**Your task:**
Exactly reproduce each entry, leaving out nothing.

**Excerpts from an interface dataset:**
BEGIN

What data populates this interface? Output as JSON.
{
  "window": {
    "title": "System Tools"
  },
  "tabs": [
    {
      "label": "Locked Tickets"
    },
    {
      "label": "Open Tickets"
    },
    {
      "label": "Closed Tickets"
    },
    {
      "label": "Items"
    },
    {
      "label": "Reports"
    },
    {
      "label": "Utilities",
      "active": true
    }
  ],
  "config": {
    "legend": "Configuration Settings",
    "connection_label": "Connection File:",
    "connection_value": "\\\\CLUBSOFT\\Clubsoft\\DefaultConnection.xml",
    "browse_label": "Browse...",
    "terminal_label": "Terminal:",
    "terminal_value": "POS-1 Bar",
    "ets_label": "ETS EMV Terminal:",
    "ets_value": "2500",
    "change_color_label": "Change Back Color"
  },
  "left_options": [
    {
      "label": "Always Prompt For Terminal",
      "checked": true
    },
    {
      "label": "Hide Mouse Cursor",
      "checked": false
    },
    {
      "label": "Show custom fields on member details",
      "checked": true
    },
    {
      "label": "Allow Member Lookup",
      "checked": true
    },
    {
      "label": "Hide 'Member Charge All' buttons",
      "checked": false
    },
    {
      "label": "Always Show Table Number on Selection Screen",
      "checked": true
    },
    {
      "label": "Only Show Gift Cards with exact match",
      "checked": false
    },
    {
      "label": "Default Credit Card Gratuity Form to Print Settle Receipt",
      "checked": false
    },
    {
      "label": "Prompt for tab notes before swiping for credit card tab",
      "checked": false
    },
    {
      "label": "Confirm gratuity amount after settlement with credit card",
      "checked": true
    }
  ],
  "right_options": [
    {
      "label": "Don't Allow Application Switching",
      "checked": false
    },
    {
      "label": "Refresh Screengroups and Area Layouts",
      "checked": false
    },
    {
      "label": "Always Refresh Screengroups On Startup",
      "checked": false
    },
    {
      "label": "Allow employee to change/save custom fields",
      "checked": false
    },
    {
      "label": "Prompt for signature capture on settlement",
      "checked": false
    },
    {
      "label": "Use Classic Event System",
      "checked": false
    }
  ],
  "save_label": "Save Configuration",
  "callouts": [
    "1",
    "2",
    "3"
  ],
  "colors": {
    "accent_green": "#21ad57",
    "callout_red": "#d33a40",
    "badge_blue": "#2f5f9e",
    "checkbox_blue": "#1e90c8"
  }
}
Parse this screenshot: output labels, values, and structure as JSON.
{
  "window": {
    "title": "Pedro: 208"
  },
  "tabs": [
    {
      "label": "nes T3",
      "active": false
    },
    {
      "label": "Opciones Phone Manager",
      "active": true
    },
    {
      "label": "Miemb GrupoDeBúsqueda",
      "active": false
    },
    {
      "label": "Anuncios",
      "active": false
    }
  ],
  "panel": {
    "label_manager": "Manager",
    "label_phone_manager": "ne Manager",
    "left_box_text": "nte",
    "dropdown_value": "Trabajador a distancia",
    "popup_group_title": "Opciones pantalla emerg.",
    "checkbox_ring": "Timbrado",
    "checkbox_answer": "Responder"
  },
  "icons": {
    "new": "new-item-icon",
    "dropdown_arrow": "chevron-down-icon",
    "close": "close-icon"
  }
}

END

**Response for this exercise:**
What data populates this interface? Output as JSON.
{
  "window": {
    "title": "System Tools"
  },
  "tabs": [
    {
      "label": "Locked Tickets"
    },
    {
      "label": "Open Tickets"
    },
    {
      "label": "Closed Tickets"
    },
    {
      "label": "Items"
    },
    {
      "label": "Reports"
    },
    {
      "label": "Utilities",
      "active": true
    }
  ],
  "config": {
    "legend": "Configuration Settings",
    "connection_label": "Connection File:",
    "connection_value": "\\\\CLUBSOFT\\Clubsoft\\DefaultConnection.xml",
    "browse_label": "Browse...",
    "terminal_label": "Terminal:",
    "terminal_value": "POS-1 Bar",
    "ets_label": "ETS EMV Terminal:",
    "ets_value": "2500",
    "change_color_label": "Change Back Color"
  },
  "left_options": [
    {
      "label": "Always Prompt For Terminal",
      "checked": true
    },
    {
      "label": "Hide Mouse Cursor",
      "checked": false
    },
    {
      "label": "Show custom fields on member details",
      "checked": true
    },
    {
      "label": "Allow Member Lookup",
      "checked": true
    },
    {
      "label": "Hide 'Member Charge All' buttons",
      "checked": false
    },
    {
      "label": "Always Show Table Number on Selection Screen",
      "checked": true
    },
    {
      "label": "Only Show Gift Cards with exact match",
      "checked": false
    },
    {
      "label": "Default Credit Card Gratuity Form to Print Settle Receipt",
      "checked": false
    },
    {
      "label": "Prompt for tab notes before swiping for credit card tab",
      "checked": false
    },
    {
      "label": "Confirm gratuity amount after settlement with credit card",
      "checked": true
    }
  ],
  "right_options": [
    {
      "label": "Don't Allow Application Switching",
      "checked": false
    },
    {
      "label": "Refresh Screengroups and Area Layouts",
      "checked": false
    },
    {
      "label": "Always Refresh Screengroups On Startup",
      "checked": false
    },
    {
      "label": "Allow employee to change/save custom fields",
      "checked": false
    },
    {
      "label": "Prompt for signature capture on settlement",
      "checked": false
    },
    {
      "label": "Use Classic Event System",
      "checked": false
    }
  ],
  "save_label": "Save Configuration",
  "callouts": [
    "1",
    "2",
    "3"
  ],
  "colors": {
    "accent_green": "#21ad57",
    "callout_red": "#d33a40",
    "badge_blue": "#2f5f9e",
    "checkbox_blue": "#1e90c8"
  }
}
Parse this screenshot: output labels, values, and structure as JSON.
{
  "window": {
    "title": "Pedro: 208"
  },
  "tabs": [
    {
      "label": "nes T3",
      "active": false
    },
    {
      "label": "Opciones Phone Manager",
      "active": true
    },
    {
      "label": "Miemb GrupoDeBúsqueda",
      "active": false
    },
    {
      "label": "Anuncios",
      "active": false
    }
  ],
  "panel": {
    "label_manager": "Manager",
    "label_phone_manager": "ne Manager",
    "left_box_text": "nte",
    "dropdown_value": "Trabajador a distancia",
    "popup_group_title": "Opciones pantalla emerg.",
    "checkbox_ring": "Timbrado",
    "checkbox_answer": "Responder"
  },
  "icons": {
    "new": "new-item-icon",
    "dropdown_arrow": "chevron-down-icon",
    "close": "close-icon"
  }
}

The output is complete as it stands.